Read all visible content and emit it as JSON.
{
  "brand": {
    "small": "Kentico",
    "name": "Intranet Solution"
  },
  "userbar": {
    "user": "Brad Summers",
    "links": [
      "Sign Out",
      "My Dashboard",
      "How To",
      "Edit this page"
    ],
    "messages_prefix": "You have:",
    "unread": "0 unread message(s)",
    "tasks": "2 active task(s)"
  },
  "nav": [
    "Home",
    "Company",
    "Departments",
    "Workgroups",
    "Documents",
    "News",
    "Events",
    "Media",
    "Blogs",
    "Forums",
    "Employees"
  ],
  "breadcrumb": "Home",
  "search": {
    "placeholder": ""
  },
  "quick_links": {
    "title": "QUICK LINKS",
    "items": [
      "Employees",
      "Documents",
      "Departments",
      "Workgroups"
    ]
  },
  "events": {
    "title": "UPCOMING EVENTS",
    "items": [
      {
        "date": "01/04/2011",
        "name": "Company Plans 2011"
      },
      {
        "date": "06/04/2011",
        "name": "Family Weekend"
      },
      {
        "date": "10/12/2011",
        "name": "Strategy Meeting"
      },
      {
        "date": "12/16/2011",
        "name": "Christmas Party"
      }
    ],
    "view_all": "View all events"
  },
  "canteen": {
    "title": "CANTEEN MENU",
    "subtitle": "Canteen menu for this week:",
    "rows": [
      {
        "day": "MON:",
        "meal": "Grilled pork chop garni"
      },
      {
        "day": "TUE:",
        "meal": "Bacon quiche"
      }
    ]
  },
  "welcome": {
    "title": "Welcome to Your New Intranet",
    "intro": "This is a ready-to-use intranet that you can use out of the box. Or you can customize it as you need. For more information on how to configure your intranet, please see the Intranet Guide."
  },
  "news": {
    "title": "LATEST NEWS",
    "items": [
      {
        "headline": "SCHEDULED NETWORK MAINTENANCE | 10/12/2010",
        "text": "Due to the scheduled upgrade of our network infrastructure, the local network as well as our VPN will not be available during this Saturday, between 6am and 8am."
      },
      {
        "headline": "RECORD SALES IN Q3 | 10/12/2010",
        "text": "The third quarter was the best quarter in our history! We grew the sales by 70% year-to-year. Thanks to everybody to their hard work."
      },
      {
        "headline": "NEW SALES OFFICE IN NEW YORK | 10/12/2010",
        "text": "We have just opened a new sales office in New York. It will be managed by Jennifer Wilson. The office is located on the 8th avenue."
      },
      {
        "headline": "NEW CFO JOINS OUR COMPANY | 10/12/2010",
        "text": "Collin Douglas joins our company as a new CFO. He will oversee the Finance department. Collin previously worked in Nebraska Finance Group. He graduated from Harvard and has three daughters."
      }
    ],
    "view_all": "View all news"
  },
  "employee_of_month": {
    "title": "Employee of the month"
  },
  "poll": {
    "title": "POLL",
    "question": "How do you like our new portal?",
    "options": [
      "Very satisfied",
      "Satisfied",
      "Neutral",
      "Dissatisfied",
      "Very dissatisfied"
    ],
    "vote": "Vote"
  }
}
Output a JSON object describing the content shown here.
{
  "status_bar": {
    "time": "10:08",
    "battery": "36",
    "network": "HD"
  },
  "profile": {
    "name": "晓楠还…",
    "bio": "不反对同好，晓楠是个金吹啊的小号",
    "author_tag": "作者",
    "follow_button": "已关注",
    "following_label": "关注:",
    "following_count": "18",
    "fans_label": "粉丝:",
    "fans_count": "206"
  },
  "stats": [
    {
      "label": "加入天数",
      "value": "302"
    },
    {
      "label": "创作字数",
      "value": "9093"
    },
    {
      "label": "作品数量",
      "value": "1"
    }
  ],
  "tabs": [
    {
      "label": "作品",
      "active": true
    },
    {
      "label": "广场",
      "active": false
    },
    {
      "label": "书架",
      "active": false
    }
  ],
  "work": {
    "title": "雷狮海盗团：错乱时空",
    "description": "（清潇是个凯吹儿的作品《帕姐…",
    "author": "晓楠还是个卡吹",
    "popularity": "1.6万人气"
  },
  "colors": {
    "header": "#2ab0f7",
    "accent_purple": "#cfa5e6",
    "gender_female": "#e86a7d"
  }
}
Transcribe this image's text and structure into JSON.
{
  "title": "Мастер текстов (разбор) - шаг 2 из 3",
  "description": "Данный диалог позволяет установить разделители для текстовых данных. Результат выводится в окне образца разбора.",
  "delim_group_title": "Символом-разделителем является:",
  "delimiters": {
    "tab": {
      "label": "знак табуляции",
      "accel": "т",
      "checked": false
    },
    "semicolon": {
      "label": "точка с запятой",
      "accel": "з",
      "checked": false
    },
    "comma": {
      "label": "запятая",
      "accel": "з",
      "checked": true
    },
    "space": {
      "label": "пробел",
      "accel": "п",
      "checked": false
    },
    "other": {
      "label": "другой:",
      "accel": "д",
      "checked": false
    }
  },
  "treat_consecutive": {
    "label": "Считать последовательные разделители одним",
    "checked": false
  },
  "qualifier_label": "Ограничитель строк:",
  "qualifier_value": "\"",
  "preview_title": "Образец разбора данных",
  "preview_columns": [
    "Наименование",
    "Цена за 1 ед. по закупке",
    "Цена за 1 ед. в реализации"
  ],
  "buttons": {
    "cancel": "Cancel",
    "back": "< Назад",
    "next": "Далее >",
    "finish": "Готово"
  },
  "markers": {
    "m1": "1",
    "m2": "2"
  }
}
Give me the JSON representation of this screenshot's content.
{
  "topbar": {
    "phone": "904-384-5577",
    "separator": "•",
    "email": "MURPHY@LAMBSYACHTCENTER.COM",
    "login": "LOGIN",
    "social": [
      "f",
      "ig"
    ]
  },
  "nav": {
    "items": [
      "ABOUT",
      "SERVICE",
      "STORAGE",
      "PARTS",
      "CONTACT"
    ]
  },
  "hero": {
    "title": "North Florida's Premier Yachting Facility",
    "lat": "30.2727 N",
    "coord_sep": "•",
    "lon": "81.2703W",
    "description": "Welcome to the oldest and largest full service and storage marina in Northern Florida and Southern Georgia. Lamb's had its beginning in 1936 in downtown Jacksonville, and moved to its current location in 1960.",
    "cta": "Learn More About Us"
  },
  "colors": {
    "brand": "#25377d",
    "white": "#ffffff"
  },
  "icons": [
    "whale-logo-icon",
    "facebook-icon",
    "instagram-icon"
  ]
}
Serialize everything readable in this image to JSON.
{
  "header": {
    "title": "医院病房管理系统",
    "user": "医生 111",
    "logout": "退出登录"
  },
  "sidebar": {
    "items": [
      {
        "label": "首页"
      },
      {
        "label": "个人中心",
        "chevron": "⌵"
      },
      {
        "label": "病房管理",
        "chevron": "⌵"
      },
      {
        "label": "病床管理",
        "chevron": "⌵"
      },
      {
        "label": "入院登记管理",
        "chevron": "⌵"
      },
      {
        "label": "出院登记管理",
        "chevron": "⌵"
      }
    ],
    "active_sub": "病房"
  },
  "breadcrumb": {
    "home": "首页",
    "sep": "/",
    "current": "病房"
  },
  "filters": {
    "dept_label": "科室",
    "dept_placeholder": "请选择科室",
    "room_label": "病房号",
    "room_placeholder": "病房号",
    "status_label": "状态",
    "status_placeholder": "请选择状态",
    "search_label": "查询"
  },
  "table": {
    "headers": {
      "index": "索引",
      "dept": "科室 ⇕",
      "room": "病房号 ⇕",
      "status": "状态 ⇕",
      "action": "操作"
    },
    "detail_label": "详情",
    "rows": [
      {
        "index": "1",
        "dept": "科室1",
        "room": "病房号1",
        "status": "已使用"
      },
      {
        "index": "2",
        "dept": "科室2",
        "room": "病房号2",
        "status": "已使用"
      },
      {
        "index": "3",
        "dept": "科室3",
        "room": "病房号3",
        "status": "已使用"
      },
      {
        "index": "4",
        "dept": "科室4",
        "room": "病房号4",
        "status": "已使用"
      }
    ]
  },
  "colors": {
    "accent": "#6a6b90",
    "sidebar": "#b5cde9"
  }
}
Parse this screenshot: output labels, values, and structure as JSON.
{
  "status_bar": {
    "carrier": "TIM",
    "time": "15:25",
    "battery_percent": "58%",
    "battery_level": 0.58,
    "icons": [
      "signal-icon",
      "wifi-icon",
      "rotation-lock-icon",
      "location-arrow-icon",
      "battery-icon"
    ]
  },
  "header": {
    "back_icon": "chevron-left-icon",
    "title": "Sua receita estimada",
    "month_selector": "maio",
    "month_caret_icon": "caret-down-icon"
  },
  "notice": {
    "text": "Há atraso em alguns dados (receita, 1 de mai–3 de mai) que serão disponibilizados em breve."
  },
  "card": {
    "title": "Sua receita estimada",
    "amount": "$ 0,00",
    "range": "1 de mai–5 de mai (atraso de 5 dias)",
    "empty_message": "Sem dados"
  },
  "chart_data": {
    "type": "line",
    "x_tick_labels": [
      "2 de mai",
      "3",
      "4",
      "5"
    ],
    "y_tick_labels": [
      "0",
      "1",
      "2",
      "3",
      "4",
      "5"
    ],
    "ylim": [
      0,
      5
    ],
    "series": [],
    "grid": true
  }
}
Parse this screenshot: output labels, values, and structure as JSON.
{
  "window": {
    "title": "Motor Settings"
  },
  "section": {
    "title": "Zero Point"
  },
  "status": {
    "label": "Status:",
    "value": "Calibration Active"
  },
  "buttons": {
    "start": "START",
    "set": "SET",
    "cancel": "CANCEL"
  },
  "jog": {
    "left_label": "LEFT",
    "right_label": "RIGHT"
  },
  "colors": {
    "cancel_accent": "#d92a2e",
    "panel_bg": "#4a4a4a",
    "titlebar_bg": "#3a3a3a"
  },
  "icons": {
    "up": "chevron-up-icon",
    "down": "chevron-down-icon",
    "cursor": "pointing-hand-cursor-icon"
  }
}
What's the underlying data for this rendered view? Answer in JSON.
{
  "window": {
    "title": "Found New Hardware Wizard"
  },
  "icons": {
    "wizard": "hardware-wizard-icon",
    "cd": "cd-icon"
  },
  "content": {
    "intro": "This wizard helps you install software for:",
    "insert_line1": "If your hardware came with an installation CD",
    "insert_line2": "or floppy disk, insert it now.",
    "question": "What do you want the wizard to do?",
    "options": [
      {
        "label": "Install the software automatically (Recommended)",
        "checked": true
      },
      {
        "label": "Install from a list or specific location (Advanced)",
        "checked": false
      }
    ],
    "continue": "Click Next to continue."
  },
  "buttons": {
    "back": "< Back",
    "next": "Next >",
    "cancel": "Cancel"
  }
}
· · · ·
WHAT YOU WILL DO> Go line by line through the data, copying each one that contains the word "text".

ANSWER SECTION>
        "text": "Due to the scheduled upgrade of our network infrastructure, the local network as well as our VPN will not be available during this Saturday, between 6am and 8am."
        "text": "The third quarter was the best quarter in our history! We grew the sales by 70% year-to-year. Thanks to everybody to their hard work."
        "text": "We have just opened a new sales office in New York. It will be managed by Jennifer Wilson. The office is located on the 8th avenue."
        "text": "Collin Douglas joins our company as a new CFO. He will oversee the Finance department. Collin previously worked in Nebraska Finance Group. He graduated from Harvard and has three daughters."
Transcribe this image's text and structure into JSON.
    "text": "Há atraso em alguns dados (receita, 1 de mai–3 de mai) que serão disponibilizados em breve."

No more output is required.